Exercise directions
Copy each of the records exactly.
─── Data for this exercise ───
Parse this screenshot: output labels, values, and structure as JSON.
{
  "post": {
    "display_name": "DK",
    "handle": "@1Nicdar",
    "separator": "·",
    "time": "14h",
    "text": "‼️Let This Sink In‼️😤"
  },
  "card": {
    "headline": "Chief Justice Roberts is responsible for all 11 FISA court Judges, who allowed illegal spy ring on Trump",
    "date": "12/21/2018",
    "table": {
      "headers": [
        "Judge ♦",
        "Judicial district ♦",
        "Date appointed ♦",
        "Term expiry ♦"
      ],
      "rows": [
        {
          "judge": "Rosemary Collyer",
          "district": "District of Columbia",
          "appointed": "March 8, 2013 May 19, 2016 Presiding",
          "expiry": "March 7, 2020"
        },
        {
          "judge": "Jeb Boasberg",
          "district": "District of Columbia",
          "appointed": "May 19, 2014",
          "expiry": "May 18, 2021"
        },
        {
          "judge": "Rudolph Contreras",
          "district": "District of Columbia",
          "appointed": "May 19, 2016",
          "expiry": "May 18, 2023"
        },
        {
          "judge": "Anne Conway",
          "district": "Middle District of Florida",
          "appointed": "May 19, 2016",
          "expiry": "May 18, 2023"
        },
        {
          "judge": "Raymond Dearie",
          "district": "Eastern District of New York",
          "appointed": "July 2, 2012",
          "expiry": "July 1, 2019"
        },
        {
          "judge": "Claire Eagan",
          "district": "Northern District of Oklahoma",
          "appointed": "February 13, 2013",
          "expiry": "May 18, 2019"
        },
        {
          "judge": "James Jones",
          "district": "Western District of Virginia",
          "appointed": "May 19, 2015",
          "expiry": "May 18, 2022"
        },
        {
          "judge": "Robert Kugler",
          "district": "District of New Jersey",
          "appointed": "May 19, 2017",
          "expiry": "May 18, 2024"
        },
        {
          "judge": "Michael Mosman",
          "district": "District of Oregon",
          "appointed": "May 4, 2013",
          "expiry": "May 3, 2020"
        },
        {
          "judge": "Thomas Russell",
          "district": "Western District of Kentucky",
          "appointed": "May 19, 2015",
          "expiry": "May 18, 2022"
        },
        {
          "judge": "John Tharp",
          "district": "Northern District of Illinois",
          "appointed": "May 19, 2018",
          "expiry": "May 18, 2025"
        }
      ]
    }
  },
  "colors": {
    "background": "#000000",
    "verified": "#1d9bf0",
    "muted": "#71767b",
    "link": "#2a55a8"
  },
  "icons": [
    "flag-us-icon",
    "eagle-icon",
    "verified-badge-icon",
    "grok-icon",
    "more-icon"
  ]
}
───
Task output
Parse this screenshot: output labels, values, and structure as JSON.
{
  "post": {
    "display_name": "DK",
    "handle": "@1Nicdar",
    "separator": "·",
    "time": "14h",
    "text": "‼️Let This Sink In‼️😤"
  },
  "card": {
    "headline": "Chief Justice Roberts is responsible for all 11 FISA court Judges, who allowed illegal spy ring on Trump",
    "date": "12/21/2018",
    "table": {
      "headers": [
        "Judge ♦",
        "Judicial district ♦",
        "Date appointed ♦",
        "Term expiry ♦"
      ],
      "rows": [
        {
          "judge": "Rosemary Collyer",
          "district": "District of Columbia",
          "appointed": "March 8, 2013 May 19, 2016 Presiding",
          "expiry": "March 7, 2020"
        },
        {
          "judge": "Jeb Boasberg",
          "district": "District of Columbia",
          "appointed": "May 19, 2014",
          "expiry": "May 18, 2021"
        },
        {
          "judge": "Rudolph Contreras",
          "district": "District of Columbia",
          "appointed": "May 19, 2016",
          "expiry": "May 18, 2023"
        },
        {
          "judge": "Anne Conway",
          "district": "Middle District of Florida",
          "appointed": "May 19, 2016",
          "expiry": "May 18, 2023"
        },
        {
          "judge": "Raymond Dearie",
          "district": "Eastern District of New York",
          "appointed": "July 2, 2012",
          "expiry": "July 1, 2019"
        },
        {
          "judge": "Claire Eagan",
          "district": "Northern District of Oklahoma",
          "appointed": "February 13, 2013",
          "expiry": "May 18, 2019"
        },
        {
          "judge": "James Jones",
          "district": "Western District of Virginia",
          "appointed": "May 19, 2015",
          "expiry": "May 18, 2022"
        },
        {
          "judge": "Robert Kugler",
          "district": "District of New Jersey",
          "appointed": "May 19, 2017",
          "expiry": "May 18, 2024"
        },
        {
          "judge": "Michael Mosman",
          "district": "District of Oregon",
          "appointed": "May 4, 2013",
          "expiry": "May 3, 2020"
        },
        {
          "judge": "Thomas Russell",
          "district": "Western District of Kentucky",
          "appointed": "May 19, 2015",
          "expiry": "May 18, 2022"
        },
        {
          "judge": "John Tharp",
          "district": "Northern District of Illinois",
          "appointed": "May 19, 2018",
          "expiry": "May 18, 2025"
        }
      ]
    }
  },
  "colors": {
    "background": "#000000",
    "verified": "#1d9bf0",
    "muted": "#71767b",
    "link": "#2a55a8"
  },
  "icons": [
    "flag-us-icon",
    "eagle-icon",
    "verified-badge-icon",
    "grok-icon",
    "more-icon"
  ]
}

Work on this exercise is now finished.